This exercise calls for duplicating every entry below exactly, without the images.
Provided records section start
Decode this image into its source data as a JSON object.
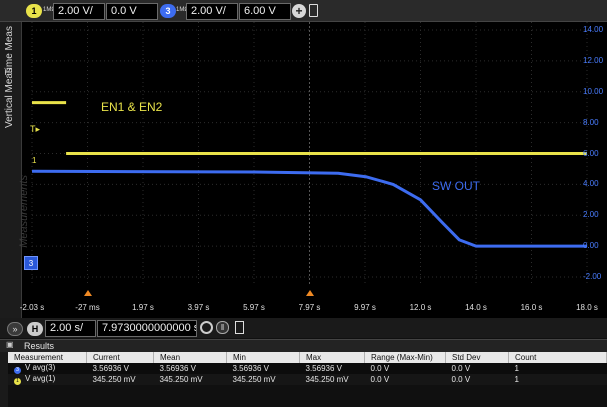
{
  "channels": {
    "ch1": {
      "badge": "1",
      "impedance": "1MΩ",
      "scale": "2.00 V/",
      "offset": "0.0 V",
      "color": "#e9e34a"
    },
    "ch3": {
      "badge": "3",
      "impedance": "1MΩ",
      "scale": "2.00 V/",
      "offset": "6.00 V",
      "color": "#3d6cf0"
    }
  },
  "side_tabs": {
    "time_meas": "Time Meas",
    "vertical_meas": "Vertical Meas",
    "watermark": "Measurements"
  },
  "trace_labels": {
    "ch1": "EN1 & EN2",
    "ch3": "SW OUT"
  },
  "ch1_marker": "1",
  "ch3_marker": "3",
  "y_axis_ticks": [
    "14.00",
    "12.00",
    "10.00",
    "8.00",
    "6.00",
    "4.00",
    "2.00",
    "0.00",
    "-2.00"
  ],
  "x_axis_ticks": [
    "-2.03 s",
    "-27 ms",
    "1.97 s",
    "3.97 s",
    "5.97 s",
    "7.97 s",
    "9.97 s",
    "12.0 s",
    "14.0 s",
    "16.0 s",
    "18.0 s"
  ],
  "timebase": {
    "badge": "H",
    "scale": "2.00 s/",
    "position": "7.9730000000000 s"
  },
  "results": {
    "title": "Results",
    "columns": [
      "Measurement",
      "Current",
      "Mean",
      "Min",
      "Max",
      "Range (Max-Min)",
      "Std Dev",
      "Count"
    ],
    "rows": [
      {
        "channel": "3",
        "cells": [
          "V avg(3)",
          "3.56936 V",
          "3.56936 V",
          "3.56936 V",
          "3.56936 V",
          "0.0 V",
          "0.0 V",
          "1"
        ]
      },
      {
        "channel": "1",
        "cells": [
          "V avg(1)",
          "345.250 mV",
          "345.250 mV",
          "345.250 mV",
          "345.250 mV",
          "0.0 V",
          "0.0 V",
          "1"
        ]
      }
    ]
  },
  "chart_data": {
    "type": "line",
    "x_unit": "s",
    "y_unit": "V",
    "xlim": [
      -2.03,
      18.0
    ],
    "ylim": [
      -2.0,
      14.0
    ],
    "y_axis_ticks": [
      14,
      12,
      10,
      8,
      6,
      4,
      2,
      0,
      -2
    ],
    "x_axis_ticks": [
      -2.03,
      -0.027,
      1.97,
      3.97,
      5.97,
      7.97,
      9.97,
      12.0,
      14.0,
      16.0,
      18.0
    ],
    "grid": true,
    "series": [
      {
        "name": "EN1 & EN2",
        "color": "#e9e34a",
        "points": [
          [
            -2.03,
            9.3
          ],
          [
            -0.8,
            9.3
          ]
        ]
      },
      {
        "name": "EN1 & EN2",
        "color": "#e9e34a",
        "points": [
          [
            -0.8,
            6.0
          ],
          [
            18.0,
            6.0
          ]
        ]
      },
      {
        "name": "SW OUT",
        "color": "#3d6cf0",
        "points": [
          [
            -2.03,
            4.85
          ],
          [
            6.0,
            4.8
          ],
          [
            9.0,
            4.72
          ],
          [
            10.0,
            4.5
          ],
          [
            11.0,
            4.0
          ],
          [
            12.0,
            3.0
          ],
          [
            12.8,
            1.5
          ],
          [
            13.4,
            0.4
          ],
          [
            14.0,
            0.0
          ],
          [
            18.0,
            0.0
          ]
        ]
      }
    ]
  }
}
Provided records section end
→ **Response**:
Decode this image into its source data as a JSON object.
{
  "channels": {
    "ch1": {
      "badge": "1",
      "impedance": "1MΩ",
      "scale": "2.00 V/",
      "offset": "0.0 V",
      "color": "#e9e34a"
    },
    "ch3": {
      "badge": "3",
      "impedance": "1MΩ",
      "scale": "2.00 V/",
      "offset": "6.00 V",
      "color": "#3d6cf0"
    }
  },
  "side_tabs": {
    "time_meas": "Time Meas",
    "vertical_meas": "Vertical Meas",
    "watermark": "Measurements"
  },
  "trace_labels": {
    "ch1": "EN1 & EN2",
    "ch3": "SW OUT"
  },
  "ch1_marker": "1",
  "ch3_marker": "3",
  "y_axis_ticks": [
    "14.00",
    "12.00",
    "10.00",
    "8.00",
    "6.00",
    "4.00",
    "2.00",
    "0.00",
    "-2.00"
  ],
  "x_axis_ticks": [
    "-2.03 s",
    "-27 ms",
    "1.97 s",
    "3.97 s",
    "5.97 s",
    "7.97 s",
    "9.97 s",
    "12.0 s",
    "14.0 s",
    "16.0 s",
    "18.0 s"
  ],
  "timebase": {
    "badge": "H",
    "scale": "2.00 s/",
    "position": "7.9730000000000 s"
  },
  "results": {
    "title": "Results",
    "columns": [
      "Measurement",
      "Current",
      "Mean",
      "Min",
      "Max",
      "Range (Max-Min)",
      "Std Dev",
      "Count"
    ],
    "rows": [
      {
        "channel": "3",
        "cells": [
          "V avg(3)",
          "3.56936 V",
          "3.56936 V",
          "3.56936 V",
          "3.56936 V",
          "0.0 V",
          "0.0 V",
          "1"
        ]
      },
      {
        "channel": "1",
        "cells": [
          "V avg(1)",
          "345.250 mV",
          "345.250 mV",
          "345.250 mV",
          "345.250 mV",
          "0.0 V",
          "0.0 V",
          "1"
        ]
      }
    ]
  },
  "chart_data": {
    "type": "line",
    "x_unit": "s",
    "y_unit": "V",
    "xlim": [
      -2.03,
      18.0
    ],
    "ylim": [
      -2.0,
      14.0
    ],
    "y_axis_ticks": [
      14,
      12,
      10,
      8,
      6,
      4,
      2,
      0,
      -2
    ],
    "x_axis_ticks": [
      -2.03,
      -0.027,
      1.97,
      3.97,
      5.97,
      7.97,
      9.97,
      12.0,
      14.0,
      16.0,
      18.0
    ],
    "grid": true,
    "series": [
      {
        "name": "EN1 & EN2",
        "color": "#e9e34a",
        "points": [
          [
            -2.03,
            9.3
          ],
          [
            -0.8,
            9.3
          ]
        ]
      },
      {
        "name": "EN1 & EN2",
        "color": "#e9e34a",
        "points": [
          [
            -0.8,
            6.0
          ],
          [
            18.0,
            6.0
          ]
        ]
      },
      {
        "name": "SW OUT",
        "color": "#3d6cf0",
        "points": [
          [
            -2.03,
            4.85
          ],
          [
            6.0,
            4.8
          ],
          [
            9.0,
            4.72
          ],
          [
            10.0,
            4.5
          ],
          [
            11.0,
            4.0
          ],
          [
            12.0,
            3.0
          ],
          [
            12.8,
            1.5
          ],
          [
            13.4,
            0.4
          ],
          [
            14.0,
            0.0
          ],
          [
            18.0,
            0.0
          ]
        ]
      }
    ]
  }
}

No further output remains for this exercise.